(Provided data begins)

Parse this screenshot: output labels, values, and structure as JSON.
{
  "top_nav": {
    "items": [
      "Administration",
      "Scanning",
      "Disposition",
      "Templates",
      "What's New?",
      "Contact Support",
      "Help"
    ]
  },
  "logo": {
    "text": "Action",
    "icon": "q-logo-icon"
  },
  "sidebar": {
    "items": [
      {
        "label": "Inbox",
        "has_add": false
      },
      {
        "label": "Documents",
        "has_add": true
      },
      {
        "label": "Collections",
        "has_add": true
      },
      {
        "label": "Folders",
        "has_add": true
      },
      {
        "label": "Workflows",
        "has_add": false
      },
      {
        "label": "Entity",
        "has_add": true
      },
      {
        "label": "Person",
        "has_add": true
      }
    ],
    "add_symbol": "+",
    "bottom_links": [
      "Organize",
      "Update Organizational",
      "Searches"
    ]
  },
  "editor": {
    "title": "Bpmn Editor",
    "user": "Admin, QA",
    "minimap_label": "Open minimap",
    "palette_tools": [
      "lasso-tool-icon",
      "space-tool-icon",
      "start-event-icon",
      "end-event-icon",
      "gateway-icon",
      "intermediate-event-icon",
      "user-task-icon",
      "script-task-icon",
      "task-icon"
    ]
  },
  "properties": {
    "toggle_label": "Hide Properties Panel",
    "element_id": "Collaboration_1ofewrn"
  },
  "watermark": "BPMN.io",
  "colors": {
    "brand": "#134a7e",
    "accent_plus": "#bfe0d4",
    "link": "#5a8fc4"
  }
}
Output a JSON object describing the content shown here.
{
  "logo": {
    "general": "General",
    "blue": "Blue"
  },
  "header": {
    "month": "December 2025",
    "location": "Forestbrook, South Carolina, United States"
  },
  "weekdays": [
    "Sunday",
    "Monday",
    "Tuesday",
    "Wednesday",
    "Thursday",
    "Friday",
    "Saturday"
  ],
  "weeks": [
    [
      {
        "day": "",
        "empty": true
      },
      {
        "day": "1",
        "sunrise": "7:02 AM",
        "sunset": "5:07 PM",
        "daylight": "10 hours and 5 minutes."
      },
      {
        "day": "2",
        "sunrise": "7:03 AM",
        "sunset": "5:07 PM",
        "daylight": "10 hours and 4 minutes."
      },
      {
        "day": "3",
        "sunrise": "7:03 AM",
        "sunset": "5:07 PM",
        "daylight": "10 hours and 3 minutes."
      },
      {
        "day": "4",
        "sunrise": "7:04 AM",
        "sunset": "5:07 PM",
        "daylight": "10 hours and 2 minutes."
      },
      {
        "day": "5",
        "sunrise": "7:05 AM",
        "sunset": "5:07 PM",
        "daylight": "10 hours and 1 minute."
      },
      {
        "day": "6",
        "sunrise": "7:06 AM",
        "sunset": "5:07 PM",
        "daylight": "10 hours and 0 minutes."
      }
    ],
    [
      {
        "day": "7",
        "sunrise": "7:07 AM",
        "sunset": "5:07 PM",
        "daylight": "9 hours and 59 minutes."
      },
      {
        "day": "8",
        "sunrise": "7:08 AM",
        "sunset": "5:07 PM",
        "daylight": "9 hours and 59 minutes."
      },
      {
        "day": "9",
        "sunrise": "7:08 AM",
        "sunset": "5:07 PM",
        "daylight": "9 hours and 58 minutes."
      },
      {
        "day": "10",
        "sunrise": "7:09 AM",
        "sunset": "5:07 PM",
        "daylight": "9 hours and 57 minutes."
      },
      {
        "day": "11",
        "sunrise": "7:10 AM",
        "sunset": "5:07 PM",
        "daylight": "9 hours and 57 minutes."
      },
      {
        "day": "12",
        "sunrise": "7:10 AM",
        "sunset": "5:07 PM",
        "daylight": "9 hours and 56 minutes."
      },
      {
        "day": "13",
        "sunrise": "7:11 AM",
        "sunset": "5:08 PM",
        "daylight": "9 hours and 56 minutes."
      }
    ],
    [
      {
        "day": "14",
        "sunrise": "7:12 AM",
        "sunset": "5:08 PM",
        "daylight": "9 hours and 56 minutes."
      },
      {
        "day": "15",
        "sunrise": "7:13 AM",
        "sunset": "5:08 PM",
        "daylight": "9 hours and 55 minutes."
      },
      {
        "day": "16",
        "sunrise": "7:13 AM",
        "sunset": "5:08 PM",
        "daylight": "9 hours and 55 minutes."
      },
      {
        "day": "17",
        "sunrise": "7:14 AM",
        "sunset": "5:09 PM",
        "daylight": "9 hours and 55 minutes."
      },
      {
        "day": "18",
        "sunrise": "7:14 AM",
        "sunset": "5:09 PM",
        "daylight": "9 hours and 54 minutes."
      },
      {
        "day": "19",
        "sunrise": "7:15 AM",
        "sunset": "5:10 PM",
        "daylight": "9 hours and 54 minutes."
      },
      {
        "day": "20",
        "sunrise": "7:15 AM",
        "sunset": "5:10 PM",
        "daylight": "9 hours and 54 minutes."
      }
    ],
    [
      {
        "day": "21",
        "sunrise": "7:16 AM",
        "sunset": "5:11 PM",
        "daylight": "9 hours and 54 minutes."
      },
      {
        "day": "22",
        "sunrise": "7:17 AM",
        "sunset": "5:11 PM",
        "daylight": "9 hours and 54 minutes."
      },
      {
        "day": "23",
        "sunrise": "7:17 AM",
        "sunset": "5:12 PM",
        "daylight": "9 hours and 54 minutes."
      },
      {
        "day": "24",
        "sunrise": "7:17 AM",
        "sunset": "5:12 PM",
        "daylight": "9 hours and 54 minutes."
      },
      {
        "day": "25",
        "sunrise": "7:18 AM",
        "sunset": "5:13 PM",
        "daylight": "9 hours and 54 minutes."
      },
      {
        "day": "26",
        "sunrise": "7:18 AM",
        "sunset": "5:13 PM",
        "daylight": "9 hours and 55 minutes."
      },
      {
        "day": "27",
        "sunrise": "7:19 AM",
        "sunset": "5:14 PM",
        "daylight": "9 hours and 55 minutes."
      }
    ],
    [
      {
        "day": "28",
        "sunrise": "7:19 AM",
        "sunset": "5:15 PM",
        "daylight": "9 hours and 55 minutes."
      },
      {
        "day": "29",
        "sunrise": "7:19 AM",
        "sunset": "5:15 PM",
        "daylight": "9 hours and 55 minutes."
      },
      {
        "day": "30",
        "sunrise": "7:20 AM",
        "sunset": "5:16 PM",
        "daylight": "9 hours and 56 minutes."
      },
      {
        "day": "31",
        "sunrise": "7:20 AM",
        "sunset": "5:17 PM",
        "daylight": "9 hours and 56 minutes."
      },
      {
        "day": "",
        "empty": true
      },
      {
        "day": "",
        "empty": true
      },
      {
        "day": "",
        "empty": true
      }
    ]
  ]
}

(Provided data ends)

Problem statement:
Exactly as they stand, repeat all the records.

Task output:
Parse this screenshot: output labels, values, and structure as JSON.
{
  "top_nav": {
    "items": [
      "Administration",
      "Scanning",
      "Disposition",
      "Templates",
      "What's New?",
      "Contact Support",
      "Help"
    ]
  },
  "logo": {
    "text": "Action",
    "icon": "q-logo-icon"
  },
  "sidebar": {
    "items": [
      {
        "label": "Inbox",
        "has_add": false
      },
      {
        "label": "Documents",
        "has_add": true
      },
      {
        "label": "Collections",
        "has_add": true
      },
      {
        "label": "Folders",
        "has_add": true
      },
      {
        "label": "Workflows",
        "has_add": false
      },
      {
        "label": "Entity",
        "has_add": true
      },
      {
        "label": "Person",
        "has_add": true
      }
    ],
    "add_symbol": "+",
    "bottom_links": [
      "Organize",
      "Update Organizational",
      "Searches"
    ]
  },
  "editor": {
    "title": "Bpmn Editor",
    "user": "Admin, QA",
    "minimap_label": "Open minimap",
    "palette_tools": [
      "lasso-tool-icon",
      "space-tool-icon",
      "start-event-icon",
      "end-event-icon",
      "gateway-icon",
      "intermediate-event-icon",
      "user-task-icon",
      "script-task-icon",
      "task-icon"
    ]
  },
  "properties": {
    "toggle_label": "Hide Properties Panel",
    "element_id": "Collaboration_1ofewrn"
  },
  "watermark": "BPMN.io",
  "colors": {
    "brand": "#134a7e",
    "accent_plus": "#bfe0d4",
    "link": "#5a8fc4"
  }
}
Output a JSON object describing the content shown here.
{
  "logo": {
    "general": "General",
    "blue": "Blue"
  },
  "header": {
    "month": "December 2025",
    "location": "Forestbrook, South Carolina, United States"
  },
  "weekdays": [
    "Sunday",
    "Monday",
    "Tuesday",
    "Wednesday",
    "Thursday",
    "Friday",
    "Saturday"
  ],
  "weeks": [
    [
      {
        "day": "",
        "empty": true
      },
      {
        "day": "1",
        "sunrise": "7:02 AM",
        "sunset": "5:07 PM",
        "daylight": "10 hours and 5 minutes."
      },
      {
        "day": "2",
        "sunrise": "7:03 AM",
        "sunset": "5:07 PM",
        "daylight": "10 hours and 4 minutes."
      },
      {
        "day": "3",
        "sunrise": "7:03 AM",
        "sunset": "5:07 PM",
        "daylight": "10 hours and 3 minutes."
      },
      {
        "day": "4",
        "sunrise": "7:04 AM",
        "sunset": "5:07 PM",
        "daylight": "10 hours and 2 minutes."
      },
      {
        "day": "5",
        "sunrise": "7:05 AM",
        "sunset": "5:07 PM",
        "daylight": "10 hours and 1 minute."
      },
      {
        "day": "6",
        "sunrise": "7:06 AM",
        "sunset": "5:07 PM",
        "daylight": "10 hours and 0 minutes."
      }
    ],
    [
      {
        "day": "7",
        "sunrise": "7:07 AM",
        "sunset": "5:07 PM",
        "daylight": "9 hours and 59 minutes."
      },
      {
        "day": "8",
        "sunrise": "7:08 AM",
        "sunset": "5:07 PM",
        "daylight": "9 hours and 59 minutes."
      },
      {
        "day": "9",
        "sunrise": "7:08 AM",
        "sunset": "5:07 PM",
        "daylight": "9 hours and 58 minutes."
      },
      {
        "day": "10",
        "sunrise": "7:09 AM",
        "sunset": "5:07 PM",
        "daylight": "9 hours and 57 minutes."
      },
      {
        "day": "11",
        "sunrise": "7:10 AM",
        "sunset": "5:07 PM",
        "daylight": "9 hours and 57 minutes."
      },
      {
        "day": "12",
        "sunrise": "7:10 AM",
        "sunset": "5:07 PM",
        "daylight": "9 hours and 56 minutes."
      },
      {
        "day": "13",
        "sunrise": "7:11 AM",
        "sunset": "5:08 PM",
        "daylight": "9 hours and 56 minutes."
      }
    ],
    [
      {
        "day": "14",
        "sunrise": "7:12 AM",
        "sunset": "5:08 PM",
        "daylight": "9 hours and 56 minutes."
      },
      {
        "day": "15",
        "sunrise": "7:13 AM",
        "sunset": "5:08 PM",
        "daylight": "9 hours and 55 minutes."
      },
      {
        "day": "16",
        "sunrise": "7:13 AM",
        "sunset": "5:08 PM",
        "daylight": "9 hours and 55 minutes."
      },
      {
        "day": "17",
        "sunrise": "7:14 AM",
        "sunset": "5:09 PM",
        "daylight": "9 hours and 55 minutes."
      },
      {
        "day": "18",
        "sunrise": "7:14 AM",
        "sunset": "5:09 PM",
        "daylight": "9 hours and 54 minutes."
      },
      {
        "day": "19",
        "sunrise": "7:15 AM",
        "sunset": "5:10 PM",
        "daylight": "9 hours and 54 minutes."
      },
      {
        "day": "20",
        "sunrise": "7:15 AM",
        "sunset": "5:10 PM",
        "daylight": "9 hours and 54 minutes."
      }
    ],
    [
      {
        "day": "21",
        "sunrise": "7:16 AM",
        "sunset": "5:11 PM",
        "daylight": "9 hours and 54 minutes."
      },
      {
        "day": "22",
        "sunrise": "7:17 AM",
        "sunset": "5:11 PM",
        "daylight": "9 hours and 54 minutes."
      },
      {
        "day": "23",
        "sunrise": "7:17 AM",
        "sunset": "5:12 PM",
        "daylight": "9 hours and 54 minutes."
      },
      {
        "day": "24",
        "sunrise": "7:17 AM",
        "sunset": "5:12 PM",
        "daylight": "9 hours and 54 minutes."
      },
      {
        "day": "25",
        "sunrise": "7:18 AM",
        "sunset": "5:13 PM",
        "daylight": "9 hours and 54 minutes."
      },
      {
        "day": "26",
        "sunrise": "7:18 AM",
        "sunset": "5:13 PM",
        "daylight": "9 hours and 55 minutes."
      },
      {
        "day": "27",
        "sunrise": "7:19 AM",
        "sunset": "5:14 PM",
        "daylight": "9 hours and 55 minutes."
      }
    ],
    [
      {
        "day": "28",
        "sunrise": "7:19 AM",
        "sunset": "5:15 PM",
        "daylight": "9 hours and 55 minutes."
      },
      {
        "day": "29",
        "sunrise": "7:19 AM",
        "sunset": "5:15 PM",
        "daylight": "9 hours and 55 minutes."
      },
      {
        "day": "30",
        "sunrise": "7:20 AM",
        "sunset": "5:16 PM",
        "daylight": "9 hours and 56 minutes."
      },
      {
        "day": "31",
        "sunrise": "7:20 AM",
        "sunset": "5:17 PM",
        "daylight": "9 hours and 56 minutes."
      },
      {
        "day": "",
        "empty": true
      },
      {
        "day": "",
        "empty": true
      },
      {
        "day": "",
        "empty": true
      }
    ]
  ]
}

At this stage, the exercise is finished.